``Misleading our nation into war in Iraq makes you unfit to lead this country,'' Kerry added. ``Doing nothing while this nation loses millions of jobs makes you unfit to lead this country. Letting 45 million Americans go without health care makes you unfit to lead this country.
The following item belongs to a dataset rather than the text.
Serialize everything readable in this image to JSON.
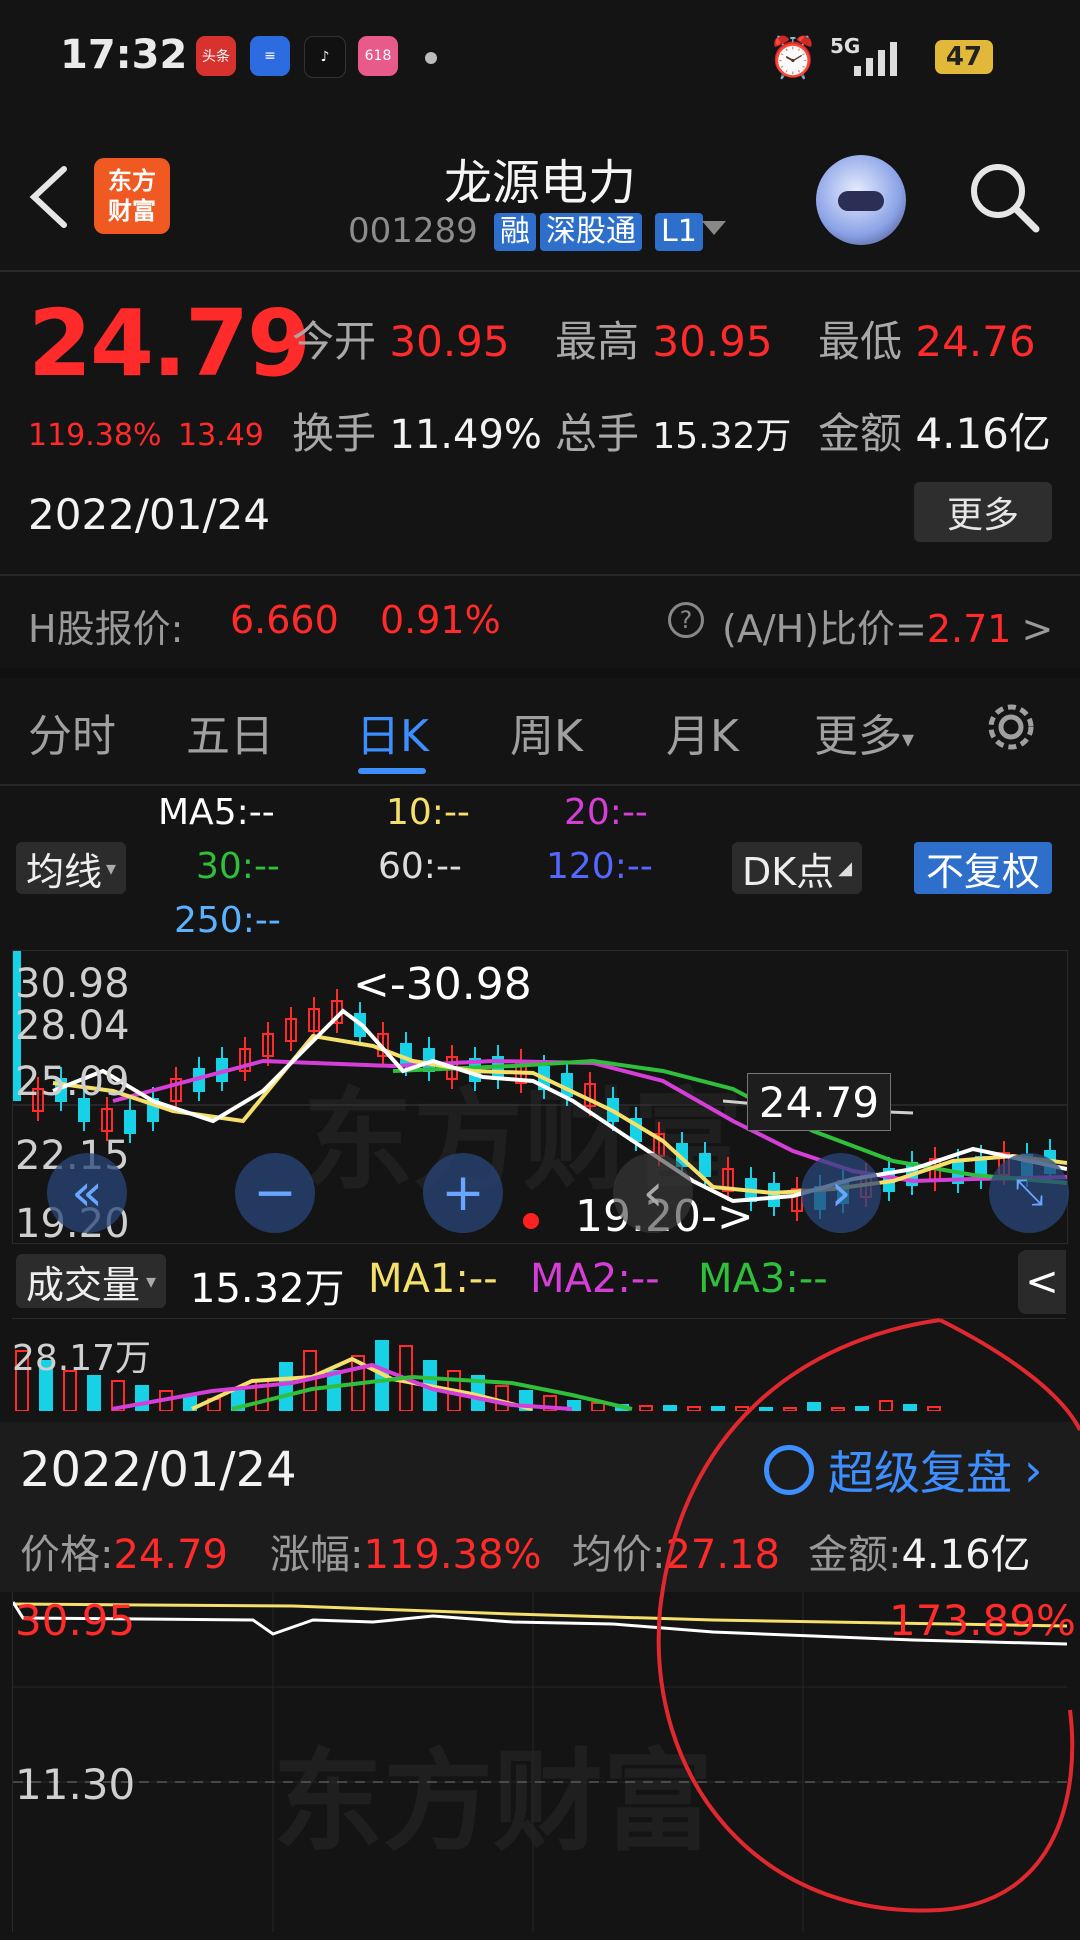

Letting the Saudi Royal Family control our energy costs makes you unfit to lead this country,'' Kerry told several thousand supporters.
In New York, Bush unapologetically defended his decision to invade Afghanistan and Iraq.
``Because we acted to defend our country, the murderous regimes of Saddam Hussein and the Taliban are history, more than 50 million people have been liberated, and democracy is coming to the broader Middle East,'' the president said.
Polls show the nation deeply divided on the wisdom of going to war with Iraq, where violence continues despite a turnover of control in June to an Iraqi interim government and as the U.S. death toll there is fast approaching 1,000.
First lady Laura Bush joined her husband on stage for the Madison Square Garden finale, followed by Cheney and his wife and extended families, as the convention came to a festive made-for-television conclusion in a blizzard of red, white and blue balloons, confetti, and streamers.
Bush said that in a second term, he would lead a bipartisan drive ``to reform and simplify'' the federal income tax, which he called ``a complicated mess filled with special interest loopholes.''
He also outlined a variety of proposals, most of them floated before, to provide tax and other incentives to help people buy homes, start small businesses and get job training; to encourage investment in economically distressed areas; and to give people more say in managing their own health care and retirement finances.
Bush also dusted off a proposal to allow younger workers to divert a few percentage points of their Social Security payroll taxes into 401(K)-like investment funds. Bush abandoned an earlier version of the proposal after a post-Sept. 11 fall in the stock market.
Bush also revived his ``compassionate conservative'' theme from 2000, saying he believed ``that government should help people improve their lives, not try to run their lives.''
He contrasted his policies with Kerry's vow to roll back many of the Bush tax cuts to help fund an expanded government health care program and to help strapped workers.
The president at times used self-deprecating humor to present his case for another term.
``Some folks look at me and see a certain swagger, which in Texas is called `walking.' Now and then I come across as a little too blunt _ and for that we can all thank the white-haired lady sitting right up there,'' he said, indicating his mother, former first lady Barbara Bush, sitting alongside his beaming father, the first President Bush.